Writer and filmmaker Dream Hampton and Detroit hip-hop artist Invincible organised a rally for justice for the slain teenager, whose conduct on the night of the shooting is being questioned in accusations by the police and the media. This Huffington Post article describes the rally, and Hampton’s critique of the blame-the-victim response:

“This is what happens, again and again,” Hampton said, invoking the killing of unarmed Florida teenager Trayvon Martin last year. “It’s kind of textbook. We’re able to break it down in the public media, when it came to Trayvon, the criminalization of the victim, of the corpse. Look, he got a C, look, he was a teenager who smoked pot, he had a sugar problem, he liked Skittles. … It becomes the criminalization of the corpse. … The police are supposed to be advocating for victims.”

Black feminists on Twitter have called out mainstream white feminists for not engaging with the Renisha case. Intersectionality, or the interaction of multiple dimensions of oppression, is as important to remember in this case as ever. If Renisha had been a white woman, we suspect there would have been little chance of her being murdered when seeking help on a stranger’s porch.

As of today, Ranisha’s murderer, who first claimed he thought she was an intruder, later changing his story to “the gun discharged accidentally“, has not been arrested, and his identity is being protected. Due to a stand-your-ground law in Michigan, it is possible he will not be charged. The absurdity of her murder, and the official response to it – for her actions to be questioned, not those of the man who killed her – illustrates the continued calamity that is racialized violence in the United States, supported by a legal structure that systematically denies justice for victims whose bodies are black and brown.

US Government Shutdown Hurts Communities of Color

2 Oct

While we at Sisters of Resistance have been contemplating the US government shutdown as indicative of the imminent collapse of an empire, the incisive Imara Jones over at the excellent news site Colorlines.com has written this important and practical piece about how the shutdown will disproportionately affect communities of color, poor communities, and women and children who rely on the government for employment and services.

He writes:

What’s particularly distressing about the shuttering of the government is that it comes at a time when unemployment remains in the double digits for blacks and Latinos. As the Center for American Progress points out, federal, state and local governments since 2008 have eliminated 750,000 public sector jobs. Given unionization and strong anti-discriminatory hiring practices, people of color are more likely to have jobs in the public sector. This is particularly true for African-Americans, and it’s why joblessness remains so stubborn in communities of color.
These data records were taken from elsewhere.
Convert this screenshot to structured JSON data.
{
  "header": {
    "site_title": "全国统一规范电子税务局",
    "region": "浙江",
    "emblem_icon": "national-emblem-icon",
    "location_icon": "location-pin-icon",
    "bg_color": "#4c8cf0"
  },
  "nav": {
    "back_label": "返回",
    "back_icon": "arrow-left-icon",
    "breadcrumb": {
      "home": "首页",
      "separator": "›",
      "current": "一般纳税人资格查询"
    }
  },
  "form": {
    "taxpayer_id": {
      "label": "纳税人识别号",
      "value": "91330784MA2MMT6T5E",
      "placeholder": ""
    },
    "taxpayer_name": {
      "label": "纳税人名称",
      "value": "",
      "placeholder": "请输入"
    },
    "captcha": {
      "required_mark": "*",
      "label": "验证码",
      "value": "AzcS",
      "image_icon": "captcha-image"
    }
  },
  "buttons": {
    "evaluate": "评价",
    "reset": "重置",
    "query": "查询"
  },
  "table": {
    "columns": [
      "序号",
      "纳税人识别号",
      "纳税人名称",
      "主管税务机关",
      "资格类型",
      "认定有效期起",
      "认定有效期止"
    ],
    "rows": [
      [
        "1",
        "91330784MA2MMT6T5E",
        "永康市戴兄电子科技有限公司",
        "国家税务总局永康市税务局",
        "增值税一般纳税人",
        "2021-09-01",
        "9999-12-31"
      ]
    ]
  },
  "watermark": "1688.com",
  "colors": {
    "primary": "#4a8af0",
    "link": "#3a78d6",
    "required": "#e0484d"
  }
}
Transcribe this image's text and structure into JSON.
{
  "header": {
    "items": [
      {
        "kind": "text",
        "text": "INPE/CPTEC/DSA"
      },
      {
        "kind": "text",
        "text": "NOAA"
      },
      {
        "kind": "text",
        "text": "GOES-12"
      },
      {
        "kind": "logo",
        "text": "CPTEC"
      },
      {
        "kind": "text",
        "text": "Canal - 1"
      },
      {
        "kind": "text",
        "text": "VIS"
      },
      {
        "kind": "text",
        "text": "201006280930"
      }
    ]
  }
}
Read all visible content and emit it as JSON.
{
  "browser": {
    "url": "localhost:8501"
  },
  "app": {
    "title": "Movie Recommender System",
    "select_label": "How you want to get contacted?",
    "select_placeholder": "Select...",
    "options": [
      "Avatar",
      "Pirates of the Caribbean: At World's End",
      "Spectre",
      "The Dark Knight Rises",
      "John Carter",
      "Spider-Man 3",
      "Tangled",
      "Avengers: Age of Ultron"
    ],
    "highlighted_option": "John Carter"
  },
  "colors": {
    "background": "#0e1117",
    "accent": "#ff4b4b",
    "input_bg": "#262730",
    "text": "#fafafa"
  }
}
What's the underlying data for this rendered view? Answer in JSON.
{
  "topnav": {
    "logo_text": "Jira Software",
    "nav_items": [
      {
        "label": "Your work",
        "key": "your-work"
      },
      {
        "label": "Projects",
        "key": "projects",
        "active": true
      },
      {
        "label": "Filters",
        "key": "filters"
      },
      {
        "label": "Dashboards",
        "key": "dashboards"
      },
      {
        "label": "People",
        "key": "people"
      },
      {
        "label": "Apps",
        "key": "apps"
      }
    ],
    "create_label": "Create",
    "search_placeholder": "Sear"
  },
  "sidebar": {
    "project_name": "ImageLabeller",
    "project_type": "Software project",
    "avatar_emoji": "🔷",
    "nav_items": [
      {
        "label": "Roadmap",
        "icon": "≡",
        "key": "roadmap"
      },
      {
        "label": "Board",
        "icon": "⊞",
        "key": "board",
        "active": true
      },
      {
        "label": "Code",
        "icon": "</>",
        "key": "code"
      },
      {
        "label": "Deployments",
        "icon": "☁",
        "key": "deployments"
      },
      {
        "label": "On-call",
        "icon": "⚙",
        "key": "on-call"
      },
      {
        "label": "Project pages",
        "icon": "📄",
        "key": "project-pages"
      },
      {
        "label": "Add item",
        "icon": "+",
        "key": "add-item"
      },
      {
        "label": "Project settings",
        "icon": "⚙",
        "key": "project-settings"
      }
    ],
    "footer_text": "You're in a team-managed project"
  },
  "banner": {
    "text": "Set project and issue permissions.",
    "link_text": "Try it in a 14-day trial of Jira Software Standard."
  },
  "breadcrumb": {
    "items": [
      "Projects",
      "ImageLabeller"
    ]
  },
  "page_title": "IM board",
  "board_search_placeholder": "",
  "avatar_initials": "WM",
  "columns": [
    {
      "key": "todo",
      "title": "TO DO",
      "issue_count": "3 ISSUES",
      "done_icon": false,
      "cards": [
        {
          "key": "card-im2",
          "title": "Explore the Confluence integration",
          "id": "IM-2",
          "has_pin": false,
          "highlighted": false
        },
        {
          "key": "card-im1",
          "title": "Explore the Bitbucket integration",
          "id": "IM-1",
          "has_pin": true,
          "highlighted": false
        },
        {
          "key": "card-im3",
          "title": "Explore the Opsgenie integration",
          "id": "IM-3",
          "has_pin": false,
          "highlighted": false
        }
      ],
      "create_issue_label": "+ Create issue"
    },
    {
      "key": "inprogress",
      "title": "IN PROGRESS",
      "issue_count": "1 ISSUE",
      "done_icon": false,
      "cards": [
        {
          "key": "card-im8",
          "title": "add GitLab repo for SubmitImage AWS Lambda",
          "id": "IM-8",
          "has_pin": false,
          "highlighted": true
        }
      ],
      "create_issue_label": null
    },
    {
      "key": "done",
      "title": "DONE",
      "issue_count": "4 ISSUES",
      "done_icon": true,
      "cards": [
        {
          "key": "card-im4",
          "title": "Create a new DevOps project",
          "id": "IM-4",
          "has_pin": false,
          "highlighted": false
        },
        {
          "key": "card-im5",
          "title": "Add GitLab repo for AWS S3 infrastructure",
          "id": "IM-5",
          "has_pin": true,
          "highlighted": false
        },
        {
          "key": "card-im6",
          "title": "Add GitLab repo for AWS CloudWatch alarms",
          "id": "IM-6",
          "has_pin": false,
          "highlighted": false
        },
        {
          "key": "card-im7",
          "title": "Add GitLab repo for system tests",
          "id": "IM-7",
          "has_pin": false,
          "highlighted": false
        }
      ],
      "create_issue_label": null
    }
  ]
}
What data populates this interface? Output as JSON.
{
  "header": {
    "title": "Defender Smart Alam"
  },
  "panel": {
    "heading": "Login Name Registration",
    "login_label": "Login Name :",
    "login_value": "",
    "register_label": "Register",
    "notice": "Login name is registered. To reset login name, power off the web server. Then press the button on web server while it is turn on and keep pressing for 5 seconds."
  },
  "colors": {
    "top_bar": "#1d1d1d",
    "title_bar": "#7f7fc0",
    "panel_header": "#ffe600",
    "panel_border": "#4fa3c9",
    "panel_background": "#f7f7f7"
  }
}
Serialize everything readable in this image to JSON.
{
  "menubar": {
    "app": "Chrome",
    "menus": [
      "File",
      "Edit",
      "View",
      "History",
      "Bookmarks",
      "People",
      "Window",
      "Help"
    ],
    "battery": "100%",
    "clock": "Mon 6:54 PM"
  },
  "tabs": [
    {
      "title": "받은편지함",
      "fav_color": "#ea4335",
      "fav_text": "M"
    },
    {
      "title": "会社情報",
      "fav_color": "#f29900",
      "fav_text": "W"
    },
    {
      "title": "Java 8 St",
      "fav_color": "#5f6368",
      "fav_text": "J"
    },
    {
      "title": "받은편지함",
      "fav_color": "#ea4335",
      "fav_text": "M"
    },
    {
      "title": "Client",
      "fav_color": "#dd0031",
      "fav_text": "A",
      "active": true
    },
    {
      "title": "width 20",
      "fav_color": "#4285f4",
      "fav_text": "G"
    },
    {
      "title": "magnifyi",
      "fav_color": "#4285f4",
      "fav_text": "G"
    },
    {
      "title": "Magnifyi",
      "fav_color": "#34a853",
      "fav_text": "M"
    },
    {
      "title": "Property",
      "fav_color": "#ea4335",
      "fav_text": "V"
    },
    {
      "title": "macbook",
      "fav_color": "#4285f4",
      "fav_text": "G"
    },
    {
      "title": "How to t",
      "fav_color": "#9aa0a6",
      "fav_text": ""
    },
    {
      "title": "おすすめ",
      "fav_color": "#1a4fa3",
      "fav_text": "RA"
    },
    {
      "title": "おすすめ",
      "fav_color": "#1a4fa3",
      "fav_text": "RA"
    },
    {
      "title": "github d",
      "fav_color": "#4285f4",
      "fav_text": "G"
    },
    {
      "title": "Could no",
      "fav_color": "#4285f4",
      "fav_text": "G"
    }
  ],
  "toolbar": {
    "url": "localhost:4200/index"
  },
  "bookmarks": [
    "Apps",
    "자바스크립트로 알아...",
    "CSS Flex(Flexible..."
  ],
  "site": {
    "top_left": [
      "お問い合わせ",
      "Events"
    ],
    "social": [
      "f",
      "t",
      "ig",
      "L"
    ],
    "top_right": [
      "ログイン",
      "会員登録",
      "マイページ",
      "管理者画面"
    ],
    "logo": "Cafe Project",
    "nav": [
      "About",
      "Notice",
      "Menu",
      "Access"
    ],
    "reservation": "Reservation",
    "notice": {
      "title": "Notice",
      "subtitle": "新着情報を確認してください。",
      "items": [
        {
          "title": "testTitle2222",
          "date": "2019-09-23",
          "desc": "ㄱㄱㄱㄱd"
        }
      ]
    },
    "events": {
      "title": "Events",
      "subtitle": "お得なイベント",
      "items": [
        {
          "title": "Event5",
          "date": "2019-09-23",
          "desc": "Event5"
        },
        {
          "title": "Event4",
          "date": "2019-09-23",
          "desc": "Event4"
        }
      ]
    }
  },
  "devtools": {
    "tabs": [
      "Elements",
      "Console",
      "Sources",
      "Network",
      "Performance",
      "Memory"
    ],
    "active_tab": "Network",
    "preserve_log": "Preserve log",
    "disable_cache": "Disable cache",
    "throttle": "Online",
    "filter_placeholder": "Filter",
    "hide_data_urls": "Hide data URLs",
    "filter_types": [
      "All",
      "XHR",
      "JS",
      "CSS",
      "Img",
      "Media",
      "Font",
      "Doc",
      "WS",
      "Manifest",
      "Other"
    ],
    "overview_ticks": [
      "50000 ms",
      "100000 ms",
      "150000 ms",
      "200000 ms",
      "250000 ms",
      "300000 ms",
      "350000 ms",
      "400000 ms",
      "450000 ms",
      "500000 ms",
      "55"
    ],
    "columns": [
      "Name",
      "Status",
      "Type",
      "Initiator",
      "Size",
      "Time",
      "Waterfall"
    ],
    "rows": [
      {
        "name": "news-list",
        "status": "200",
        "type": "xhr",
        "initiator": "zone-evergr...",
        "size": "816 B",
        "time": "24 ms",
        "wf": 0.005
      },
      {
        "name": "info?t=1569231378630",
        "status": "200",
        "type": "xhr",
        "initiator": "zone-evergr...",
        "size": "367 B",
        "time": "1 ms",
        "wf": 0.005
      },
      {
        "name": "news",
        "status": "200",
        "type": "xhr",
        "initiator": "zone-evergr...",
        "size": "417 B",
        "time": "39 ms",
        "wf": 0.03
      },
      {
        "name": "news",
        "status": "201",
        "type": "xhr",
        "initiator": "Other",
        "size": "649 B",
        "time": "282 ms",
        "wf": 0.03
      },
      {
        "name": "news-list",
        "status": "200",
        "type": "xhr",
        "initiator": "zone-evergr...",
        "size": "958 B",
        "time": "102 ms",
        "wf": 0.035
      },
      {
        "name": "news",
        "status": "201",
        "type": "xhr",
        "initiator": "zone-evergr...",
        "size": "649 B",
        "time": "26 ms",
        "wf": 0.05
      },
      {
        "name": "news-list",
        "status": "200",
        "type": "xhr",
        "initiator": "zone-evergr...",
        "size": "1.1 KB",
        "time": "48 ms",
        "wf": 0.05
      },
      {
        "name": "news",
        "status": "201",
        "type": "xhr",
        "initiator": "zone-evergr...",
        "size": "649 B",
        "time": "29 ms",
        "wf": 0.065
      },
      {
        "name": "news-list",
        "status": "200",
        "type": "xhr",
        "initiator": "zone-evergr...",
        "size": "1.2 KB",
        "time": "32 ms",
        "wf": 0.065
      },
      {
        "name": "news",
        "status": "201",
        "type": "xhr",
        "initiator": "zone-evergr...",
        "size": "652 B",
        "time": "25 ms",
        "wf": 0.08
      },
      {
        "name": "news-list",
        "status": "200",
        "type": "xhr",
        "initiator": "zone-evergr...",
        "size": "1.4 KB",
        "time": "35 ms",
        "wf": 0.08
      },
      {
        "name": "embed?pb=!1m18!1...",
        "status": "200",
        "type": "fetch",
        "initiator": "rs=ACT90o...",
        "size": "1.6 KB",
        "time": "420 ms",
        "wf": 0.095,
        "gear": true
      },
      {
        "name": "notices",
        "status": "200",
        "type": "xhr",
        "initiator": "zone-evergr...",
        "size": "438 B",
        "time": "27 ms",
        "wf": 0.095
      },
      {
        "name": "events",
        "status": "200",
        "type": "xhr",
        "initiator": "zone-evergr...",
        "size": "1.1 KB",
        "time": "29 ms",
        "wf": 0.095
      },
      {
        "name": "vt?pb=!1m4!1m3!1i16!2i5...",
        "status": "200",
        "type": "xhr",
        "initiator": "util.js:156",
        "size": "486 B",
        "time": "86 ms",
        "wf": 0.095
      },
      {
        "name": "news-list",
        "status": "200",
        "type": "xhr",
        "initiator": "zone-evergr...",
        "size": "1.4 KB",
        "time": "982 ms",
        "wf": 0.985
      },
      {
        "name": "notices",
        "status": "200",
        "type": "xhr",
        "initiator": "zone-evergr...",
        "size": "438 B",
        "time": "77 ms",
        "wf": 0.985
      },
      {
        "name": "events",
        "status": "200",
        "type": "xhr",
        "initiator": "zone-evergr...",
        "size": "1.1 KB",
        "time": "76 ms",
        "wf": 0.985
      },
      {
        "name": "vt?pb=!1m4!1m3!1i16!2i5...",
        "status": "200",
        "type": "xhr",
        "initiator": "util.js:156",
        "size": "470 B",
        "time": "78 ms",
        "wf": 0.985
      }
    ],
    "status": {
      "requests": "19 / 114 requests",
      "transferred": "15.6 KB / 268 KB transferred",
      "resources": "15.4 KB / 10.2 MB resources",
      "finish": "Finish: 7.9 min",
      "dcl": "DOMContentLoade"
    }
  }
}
The truth is that people of color represent a larger proportion of the federal workforce than the workforce overall. According to the Washington Post, 35 percent of federal workers are non-White versus 30 percent of all workers.  This means that a shutdown will only add to the economic woes and employment worries in communities of color.

Read the whole thing here.

We leave you with a brief but critical message to those in government who created this mess:

You Better Work!